Dennis, a heavy-equipment operator, was unaware that the explosion had been caused by gas, seeping under the store from a nearby pipeline, but he did know one thing: “We had to get out.” Digging frantically through two feet of rubble, he found Stacey semiconscious and dragged her outside. Minutes later a second explosion engulfed the building in flames. “If it weren’t for Dennis, I would have been lying there when the second one hit,” says Stacey, who suffered minor burns.

Incredibly, no one died in the blasts, which demolished two buildings. After treatment at a local hospital, Stacey and Dennis went ahead with their Valentine’s Day wedding—attended by his two children from a previous marriage (Vanessa, 21, and Krystal, 19) and her three (Shelby, 8, Taylor, 6, and Eric, 4). “We were meant to be together,” says Dennis. “I believe that’s why we made it out okay.” At the altar were three rings from Decor. “She called me from the hospital,” says shop manager Colleen Buggeln. “She was worried because she hadn’t paid for the rings. I told her to forget it; they were only 39 cents.” Eight months later, when Decor held its grand reopening, Stacey and Dennis Lyon were guests of honor.


A seventh grader drags his sick father from a river, then drives him to safety

For Chris Wright and his father, Mike, July 20 had been a perfect summer day: a morning of rabbit hunting followed by a cooling swim. Then, as they splashed in a remote part of the Chowchilla River outside Fresno, Calif., Mike, 38, slipped on a wet rock, smashing his nose. Chris headed to fetch some tissues but ran back when he saw his father lying in the water, shaking violently. “His teeth were clenched; he was foaming at the mouth,” Chris recalls. “I was scared. I didn’t know what to do.”

The 120-lb. seventh grader didn’t waste a second. Grabbing his 185-lb. father under the arms, he dragged him up the steep embankment and into their pickup. With his father fading in and out of consciousness, Chris was going to have to take charge. He hopped into the driver’s seat and drove the Ford Ranger 15 miles to the rural house of his father’s uncle Mike Misko, 54. The day before, Misko had fortuitously given Chris his first driving lesson. “I guess,” says Misko, “I showed him how to drive for a reason.”

Misko called 911, and Wright was diagnosed with epilepsy at a Fresno hospital. “I still can’t believe how brave Chris was and how strong he was,” says Mike, a laid-off manager who lives with wife Rosemary, 41, and sons Stanley, 19, Tony, 15, and Chris in Santee, Calif. Says Chris: “Any kid would have done the same thing. I love my dad.”


He climbed a tree to save a girl shocked by a power line

Prompted by a dare and a $1 bet with her little cousin, 9-year-old Samantha Edwards scrambled quickly to the top of a neighbor’s 40-ft. pine tree. “But when I started down,” the Lincolnton, N.C., fourth grader recalls of that July afternoon, “I slipped, and my sandal got caught.”

Her plight quickly grew much worse.

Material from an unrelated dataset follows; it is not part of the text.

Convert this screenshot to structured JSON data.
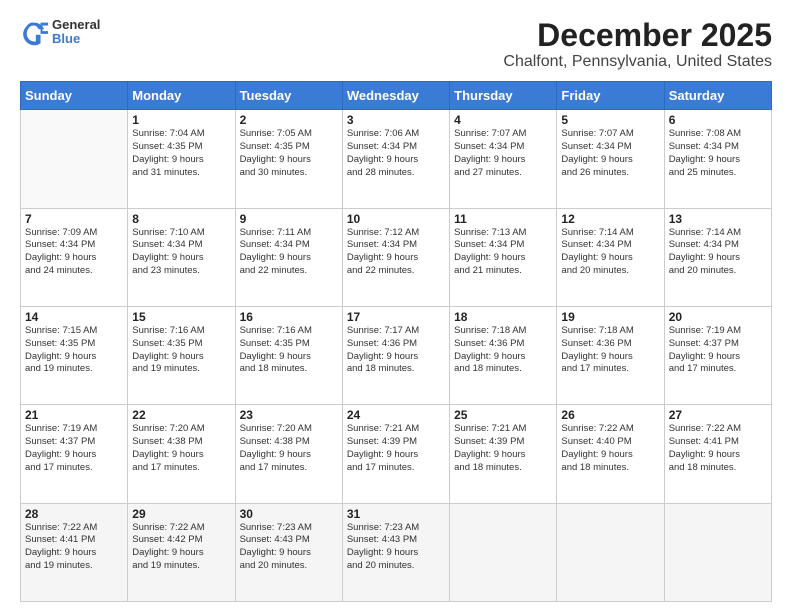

As neighborhood kids described it, there was a sudden sound like “bees and beetles fighting,” then “a flash of blue,” and “Samantha screaming.” Her playmates looked up to see her dangling upside down by one foot. Samantha had touched a power line in the tree and gotten a 7,200-volt shock.

Before nearby adults realized what was happening, neighbor Chris Haney bolted to the scene and, barefoot and wearing only shorts, shinned up the tree. “I was afraid she was going to fall,” says the Boy Scout. “I didn’t want her to die.” In minutes Haney reached the still-conscious girl and ordered her to grab his neck. “Her leg looked burned,” he says. “She had to hold on with her elbows because her hands were all black.”

Maneuvering his way down through thick branches, Chris, carrying Samantha, made it back to terra firma just as emergency workers arrived. They rushed her to nearby Lincoln Medical Center, where she was listed in critical condition with second- and third-degree burns. She later received skin grafts on her arm, leg and foot but suffered no internal injuries.

Today the local EMS crew still marvels at Chris’s courage. “A lot of folks trained in rescue work couldn’t have done what he did,” says spokesman Josh Wagner. But a chivalrous Chris credits his resilient rescuee. “Samantha is a powerful dude,” he says with a smile. “Well, dude-ette.”